▶ _THE PROBLEM_: Your reply should be the entries, output word for word, with each picture omitted.
BEGIN GIVEN ENTRIES
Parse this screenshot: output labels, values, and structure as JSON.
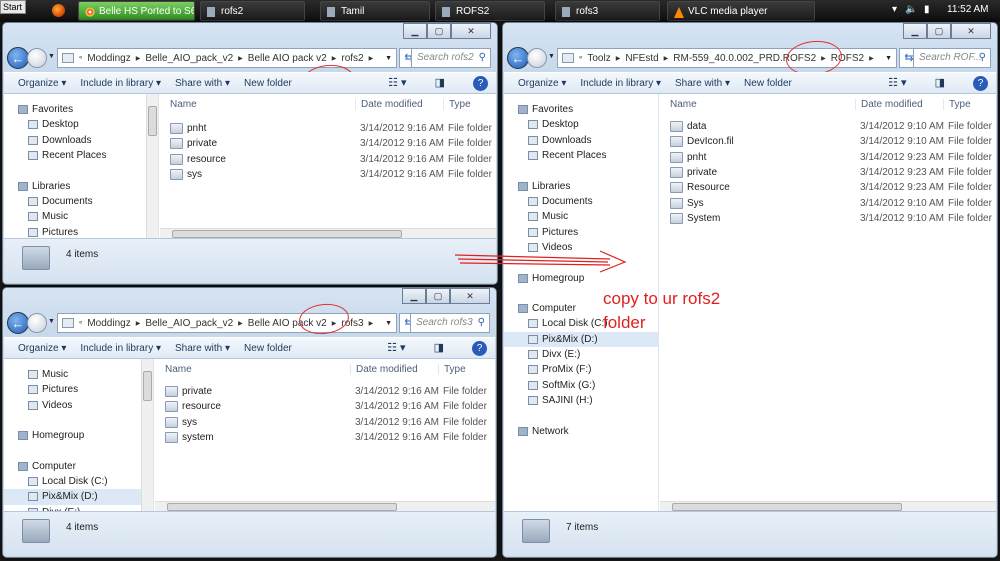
{
  "taskbar": {
    "start_label": "Start",
    "tasks": [
      {
        "label": "Belle HS Ported to S6...",
        "active": true,
        "icon": "chrome-icon"
      },
      {
        "label": "rofs2",
        "icon": "folder-icon"
      },
      {
        "label": "Tamil",
        "icon": "folder-icon"
      },
      {
        "label": "ROFS2",
        "icon": "folder-icon"
      },
      {
        "label": "rofs3",
        "icon": "folder-icon"
      },
      {
        "label": "VLC media player",
        "icon": "vlc-icon"
      }
    ],
    "clock": "11:52 AM"
  },
  "windows": [
    {
      "id": "rofs2",
      "breadcrumb": [
        "Moddingz",
        "Belle_AIO_pack_v2",
        "Belle AIO pack v2",
        "rofs2"
      ],
      "search_placeholder": "Search rofs2",
      "toolbar": [
        "Organize ▾",
        "Include in library ▾",
        "Share with ▾",
        "New folder"
      ],
      "columns": [
        "Name",
        "Date modified",
        "Type"
      ],
      "nav": [
        {
          "label": "Favorites",
          "header": true
        },
        {
          "label": "Desktop"
        },
        {
          "label": "Downloads"
        },
        {
          "label": "Recent Places"
        },
        {
          "label": "Libraries",
          "header": true
        },
        {
          "label": "Documents"
        },
        {
          "label": "Music"
        },
        {
          "label": "Pictures"
        }
      ],
      "files": [
        {
          "name": "pnht",
          "date": "3/14/2012 9:16 AM",
          "type": "File folder"
        },
        {
          "name": "private",
          "date": "3/14/2012 9:16 AM",
          "type": "File folder"
        },
        {
          "name": "resource",
          "date": "3/14/2012 9:16 AM",
          "type": "File folder"
        },
        {
          "name": "sys",
          "date": "3/14/2012 9:16 AM",
          "type": "File folder"
        }
      ],
      "status": "4 items"
    },
    {
      "id": "ROFS2",
      "breadcrumb": [
        "Toolz",
        "NFEstd",
        "RM-559_40.0.002_PRD.ROFS2",
        "ROFS2"
      ],
      "search_placeholder": "Search ROF...",
      "toolbar": [
        "Organize ▾",
        "Include in library ▾",
        "Share with ▾",
        "New folder"
      ],
      "columns": [
        "Name",
        "Date modified",
        "Type"
      ],
      "nav": [
        {
          "label": "Favorites",
          "header": true
        },
        {
          "label": "Desktop"
        },
        {
          "label": "Downloads"
        },
        {
          "label": "Recent Places"
        },
        {
          "label": "Libraries",
          "header": true
        },
        {
          "label": "Documents"
        },
        {
          "label": "Music"
        },
        {
          "label": "Pictures"
        },
        {
          "label": "Videos"
        },
        {
          "label": "Homegroup",
          "header": true
        },
        {
          "label": "Computer",
          "header": true
        },
        {
          "label": "Local Disk (C:)"
        },
        {
          "label": "Pix&Mix (D:)",
          "selected": true
        },
        {
          "label": "Divx (E:)"
        },
        {
          "label": "ProMix (F:)"
        },
        {
          "label": "SoftMix (G:)"
        },
        {
          "label": "SAJINI (H:)"
        },
        {
          "label": "Network",
          "header": true
        }
      ],
      "files": [
        {
          "name": "data",
          "date": "3/14/2012 9:10 AM",
          "type": "File folder"
        },
        {
          "name": "DevIcon.fil",
          "date": "3/14/2012 9:10 AM",
          "type": "File folder"
        },
        {
          "name": "pnht",
          "date": "3/14/2012 9:23 AM",
          "type": "File folder"
        },
        {
          "name": "private",
          "date": "3/14/2012 9:23 AM",
          "type": "File folder"
        },
        {
          "name": "Resource",
          "date": "3/14/2012 9:23 AM",
          "type": "File folder"
        },
        {
          "name": "Sys",
          "date": "3/14/2012 9:10 AM",
          "type": "File folder"
        },
        {
          "name": "System",
          "date": "3/14/2012 9:10 AM",
          "type": "File folder"
        }
      ],
      "status": "7 items"
    },
    {
      "id": "rofs3",
      "breadcrumb": [
        "Moddingz",
        "Belle_AIO_pack_v2",
        "Belle AIO pack v2",
        "rofs3"
      ],
      "search_placeholder": "Search rofs3",
      "toolbar": [
        "Organize ▾",
        "Include in library ▾",
        "Share with ▾",
        "New folder"
      ],
      "columns": [
        "Name",
        "Date modified",
        "Type"
      ],
      "nav": [
        {
          "label": "Music"
        },
        {
          "label": "Pictures"
        },
        {
          "label": "Videos"
        },
        {
          "label": "Homegroup",
          "header": true
        },
        {
          "label": "Computer",
          "header": true
        },
        {
          "label": "Local Disk (C:)"
        },
        {
          "label": "Pix&Mix (D:)",
          "selected": true
        },
        {
          "label": "Divx (E:)"
        }
      ],
      "files": [
        {
          "name": "private",
          "date": "3/14/2012 9:16 AM",
          "type": "File folder"
        },
        {
          "name": "resource",
          "date": "3/14/2012 9:16 AM",
          "type": "File folder"
        },
        {
          "name": "sys",
          "date": "3/14/2012 9:16 AM",
          "type": "File folder"
        },
        {
          "name": "system",
          "date": "3/14/2012 9:16 AM",
          "type": "File folder"
        }
      ],
      "status": "4 items"
    }
  ],
  "annotation": {
    "text": "copy to ur rofs2 folder",
    "color": "#e02020"
  }
}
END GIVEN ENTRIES
▶ _ANSWER_:
Parse this screenshot: output labels, values, and structure as JSON.
{
  "taskbar": {
    "start_label": "Start",
    "tasks": [
      {
        "label": "Belle HS Ported to S6...",
        "active": true,
        "icon": "chrome-icon"
      },
      {
        "label": "rofs2",
        "icon": "folder-icon"
      },
      {
        "label": "Tamil",
        "icon": "folder-icon"
      },
      {
        "label": "ROFS2",
        "icon": "folder-icon"
      },
      {
        "label": "rofs3",
        "icon": "folder-icon"
      },
      {
        "label": "VLC media player",
        "icon": "vlc-icon"
      }
    ],
    "clock": "11:52 AM"
  },
  "windows": [
    {
      "id": "rofs2",
      "breadcrumb": [
        "Moddingz",
        "Belle_AIO_pack_v2",
        "Belle AIO pack v2",
        "rofs2"
      ],
      "search_placeholder": "Search rofs2",
      "toolbar": [
        "Organize ▾",
        "Include in library ▾",
        "Share with ▾",
        "New folder"
      ],
      "columns": [
        "Name",
        "Date modified",
        "Type"
      ],
      "nav": [
        {
          "label": "Favorites",
          "header": true
        },
        {
          "label": "Desktop"
        },
        {
          "label": "Downloads"
        },
        {
          "label": "Recent Places"
        },
        {
          "label": "Libraries",
          "header": true
        },
        {
          "label": "Documents"
        },
        {
          "label": "Music"
        },
        {
          "label": "Pictures"
        }
      ],
      "files": [
        {
          "name": "pnht",
          "date": "3/14/2012 9:16 AM",
          "type": "File folder"
        },
        {
          "name": "private",
          "date": "3/14/2012 9:16 AM",
          "type": "File folder"
        },
        {
          "name": "resource",
          "date": "3/14/2012 9:16 AM",
          "type": "File folder"
        },
        {
          "name": "sys",
          "date": "3/14/2012 9:16 AM",
          "type": "File folder"
        }
      ],
      "status": "4 items"
    },
    {
      "id": "ROFS2",
      "breadcrumb": [
        "Toolz",
        "NFEstd",
        "RM-559_40.0.002_PRD.ROFS2",
        "ROFS2"
      ],
      "search_placeholder": "Search ROF...",
      "toolbar": [
        "Organize ▾",
        "Include in library ▾",
        "Share with ▾",
        "New folder"
      ],
      "columns": [
        "Name",
        "Date modified",
        "Type"
      ],
      "nav": [
        {
          "label": "Favorites",
          "header": true
        },
        {
          "label": "Desktop"
        },
        {
          "label": "Downloads"
        },
        {
          "label": "Recent Places"
        },
        {
          "label": "Libraries",
          "header": true
        },
        {
          "label": "Documents"
        },
        {
          "label": "Music"
        },
        {
          "label": "Pictures"
        },
        {
          "label": "Videos"
        },
        {
          "label": "Homegroup",
          "header": true
        },
        {
          "label": "Computer",
          "header": true
        },
        {
          "label": "Local Disk (C:)"
        },
        {
          "label": "Pix&Mix (D:)",
          "selected": true
        },
        {
          "label": "Divx (E:)"
        },
        {
          "label": "ProMix (F:)"
        },
        {
          "label": "SoftMix (G:)"
        },
        {
          "label": "SAJINI (H:)"
        },
        {
          "label": "Network",
          "header": true
        }
      ],
      "files": [
        {
          "name": "data",
          "date": "3/14/2012 9:10 AM",
          "type": "File folder"
        },
        {
          "name": "DevIcon.fil",
          "date": "3/14/2012 9:10 AM",
          "type": "File folder"
        },
        {
          "name": "pnht",
          "date": "3/14/2012 9:23 AM",
          "type": "File folder"
        },
        {
          "name": "private",
          "date": "3/14/2012 9:23 AM",
          "type": "File folder"
        },
        {
          "name": "Resource",
          "date": "3/14/2012 9:23 AM",
          "type": "File folder"
        },
        {
          "name": "Sys",
          "date": "3/14/2012 9:10 AM",
          "type": "File folder"
        },
        {
          "name": "System",
          "date": "3/14/2012 9:10 AM",
          "type": "File folder"
        }
      ],
      "status": "7 items"
    },
    {
      "id": "rofs3",
      "breadcrumb": [
        "Moddingz",
        "Belle_AIO_pack_v2",
        "Belle AIO pack v2",
        "rofs3"
      ],
      "search_placeholder": "Search rofs3",
      "toolbar": [
        "Organize ▾",
        "Include in library ▾",
        "Share with ▾",
        "New folder"
      ],
      "columns": [
        "Name",
        "Date modified",
        "Type"
      ],
      "nav": [
        {
          "label": "Music"
        },
        {
          "label": "Pictures"
        },
        {
          "label": "Videos"
        },
        {
          "label": "Homegroup",
          "header": true
        },
        {
          "label": "Computer",
          "header": true
        },
        {
          "label": "Local Disk (C:)"
        },
        {
          "label": "Pix&Mix (D:)",
          "selected": true
        },
        {
          "label": "Divx (E:)"
        }
      ],
      "files": [
        {
          "name": "private",
          "date": "3/14/2012 9:16 AM",
          "type": "File folder"
        },
        {
          "name": "resource",
          "date": "3/14/2012 9:16 AM",
          "type": "File folder"
        },
        {
          "name": "sys",
          "date": "3/14/2012 9:16 AM",
          "type": "File folder"
        },
        {
          "name": "system",
          "date": "3/14/2012 9:16 AM",
          "type": "File folder"
        }
      ],
      "status": "4 items"
    }
  ],
  "annotation": {
    "text": "copy to ur rofs2 folder",
    "color": "#e02020"
  }
}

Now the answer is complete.